Biobased earth-retaining structures

In order to protect banks from erosion, retaining structures are normally realized: for this purpose, materials such as steel, concrete or treated wood are used. Tropical hardwood can be an option as well, but it has to be imported from very far outside the Netherlands.
Considering that North-European countries have more than 25000 km of waterways and that the Netherlands itself has 6000 km of rivers and canals, more sustainable alternatives need to be investigated.

A possible solution can be found in roots of plants and vegetation, which are known for their beneficial properties in holding and stabilizing soil from erosion and shallow landslides. If the roots of plants and trees can fully or partially stabilize the slopes of stream banks, the current practice of using concrete, steel and timber sheet pile walls can be replaced with sustainable, carbon friendly biobased retaining systems.

The described process is time-dependent and consists of the following phases:

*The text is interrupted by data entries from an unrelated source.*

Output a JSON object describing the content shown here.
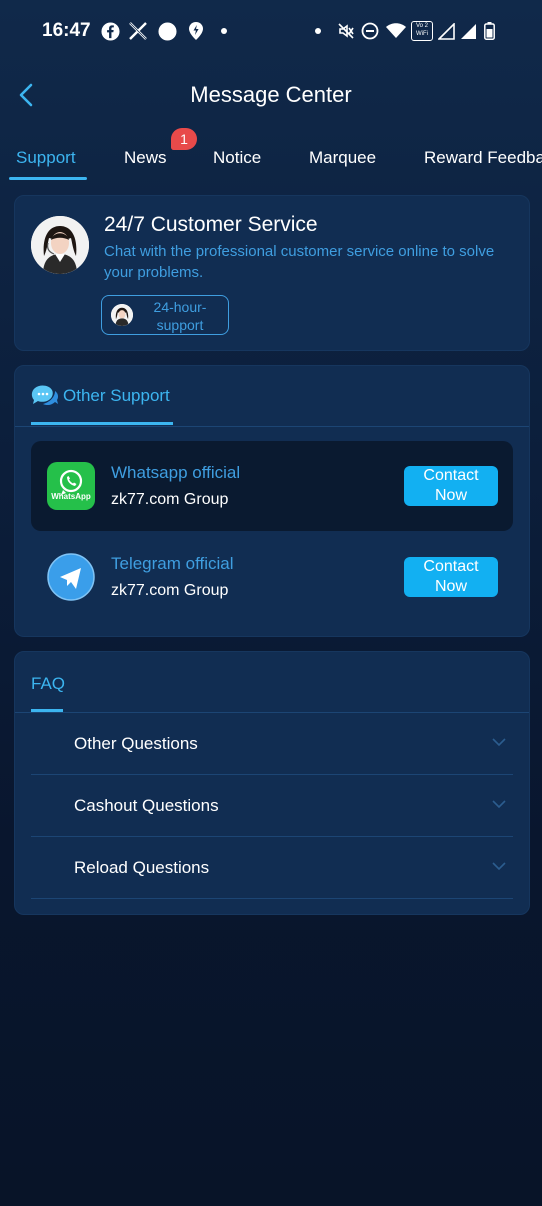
{
  "status_bar": {
    "time": "16:47",
    "left_icons": [
      "facebook-icon",
      "x-icon",
      "circle-icon",
      "location-icon",
      "dot-icon"
    ],
    "right_icons": [
      "dot-icon",
      "mute-icon",
      "dnd-icon",
      "wifi-icon",
      "vowifi-icon",
      "signal-icon",
      "signal-icon",
      "battery-icon"
    ],
    "vowifi_label": "Vo WiFi 2"
  },
  "header": {
    "title": "Message Center",
    "back_icon": "chevron-left-icon"
  },
  "tabs": [
    {
      "label": "Support",
      "active": true
    },
    {
      "label": "News",
      "badge": "1"
    },
    {
      "label": "Notice"
    },
    {
      "label": "Marquee"
    },
    {
      "label": "Reward Feedba"
    }
  ],
  "customer_service": {
    "title": "24/7 Customer Service",
    "description": "Chat with the professional customer service online to solve your problems.",
    "pill_label": "24-hour-support"
  },
  "other_support": {
    "title": "Other Support",
    "contacts": [
      {
        "name": "Whatsapp official",
        "group": "zk77.com Group",
        "button": "Contact Now",
        "icon": "whatsapp-icon",
        "icon_text": "WhatsApp"
      },
      {
        "name": "Telegram official",
        "group": "zk77.com Group",
        "button": "Contact Now",
        "icon": "telegram-icon"
      }
    ]
  },
  "faq": {
    "title": "FAQ",
    "items": [
      {
        "label": "Other Questions"
      },
      {
        "label": "Cashout Questions"
      },
      {
        "label": "Reload Questions"
      }
    ]
  },
  "colors": {
    "accent": "#3cb5f0",
    "button": "#12b0f2",
    "card": "#112d52",
    "badge": "#e84a4a",
    "whatsapp": "#25c04a",
    "telegram": "#3a9eea"
  }
}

This project is developed with the support of the European Commission via the Marie Skłodowska-Curie Innovative Training Networks (ITN-ETN) project TERRE 'Training Engineers and Researchers to Rethink geotechnical Engineering for a low carbon future' (H2020-MSCA-ITN-2015-675762).